The Madaba map, is a large 8 X 16 meter mosaic located in the apse of the church of Saint George in Madaba, Jordan. It is the oldest known cartographic representation of the Holy Land and at its center is a detailed depiction of Jerusalem in the sixth century AD.
The mosaic has served as a guide to historians and archaeologists to what Byzantine period Jerusalem may have looked like and depicts many landmarks that survive until this day including the Church of the Holy Sepulchre and Damascus Gate.
January 21, 2010
Posted: 903 GMT
From Inside the Middle East's January show.
London, England (CNN) - As a man whose vision of paradise is "some sort of library," Ismail Serageldin must sometimes feel like he works amid the Garden of Eden.
Exteriors of the new Biblioteca Alexandrina
Head of the library Ismail Serageldin shows off one of the BA's treasures – a hand-operated printer from 1825.
The 66-year-old Egyptian - who has authored more than 50 books on a variety of topics including biotechnology, rural development and sustainability - has become the first person in over 1,600 years to be officially named "Librarian of Alexandria."
But in 48 A.D. many of the ancient library's treasures were irrevocably lost after an accidental fire, and after falling into a gradual decline the once-famed library completely disappeared around 1,600 years ago, according to according to Biblioteca Alexandrina's Web site.
Despite the the library's commemorative reference to the past and the antiquated grandeur of Serageldin's title, Alexandria's library is unmistakably modern.
Serageldin's favorite artifacts relate, unsurprisingly, to the first printing press transported to Egypt: "From such modest beginnings, knowledge exploded, newspapers appeared, modern debate took place, translation movement occurred, and all of the modernization of Egypt started."
What's left of these ancient presses are on display including the oldest existing moveable letters in Arabic, the first page of the official journal where modern laws were first codified and a primitive machine for rolling prints one page at a time.
"The ancient library tried to have all the written books in the world," he explained. "Well, we have the digital memory of humanity by maintaining a complete copy of the Internet archive. And sooner or later other books will migrate to digital form." The Internet archive is stored copies of Web pages , taken at various points in time
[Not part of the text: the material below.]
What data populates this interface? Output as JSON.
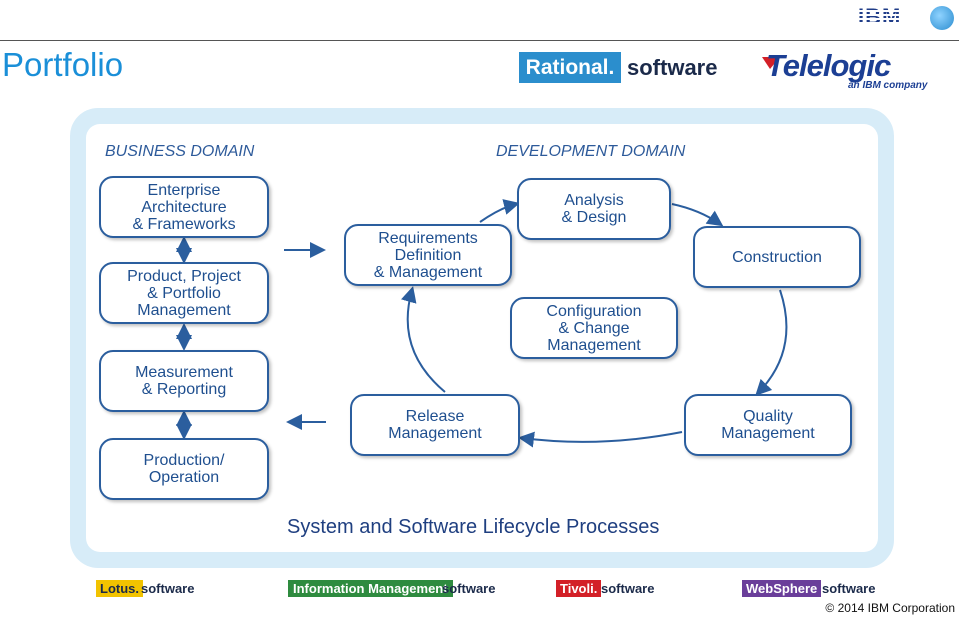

Serageldin points out the extent of the library's other digital resources - such as its Virtual Reality Environment, an immersive system that allows researchers to transform two-dimensional data sets into 3-D simulations - and to step inside them.
When he turns to the issue of political and religious censorship, Serageldin's opinions are unambiguous: "I do not believe there is any justification for limiting access to knowledge."
The tri-lingual recipient of over 20 honorary doctorates relates how, when the library first opened in 2002, there was an expectation that he would ban books like Salman Rushdie's "The Satanic Verses," which was the topic of some controversy in 1989.
At the time, Ayatollah Ruhollah Khomeini - then Iran's spiritual leader - issued a fatwa calling for the death of Rushdie. The novel was considered blasphemous by some Muslims because of its fictional treatment of Mohammed.
"Western media people would ask me about censorship and so on. They asked me 'Can you possibly consider having "The Satanic Verses?"' Serageldin told CNN. "To which my answer was, 'Not only would I consider it, but I do have it, and it's in our catalogue and you can go and look it up.'"
As far as Serageldin is concerned, no subject is off limits: "We have books by Israeli authors, books about Israel, books about Zionism, books against the regime in Egypt. We have books that are frankly atheistic and aggressively so - Dawkins and Hitchins and so on - we have books that not just Muslims find offensive but that some other religions find offensive as well."
It is in this spirit of openness and tolerance that Ismail Serageldin finally casts his vision for the future of the Bibliotheca Alexandrina.
"Our mandate, our hope is to be able to provide all knowledge to all people at all times for free."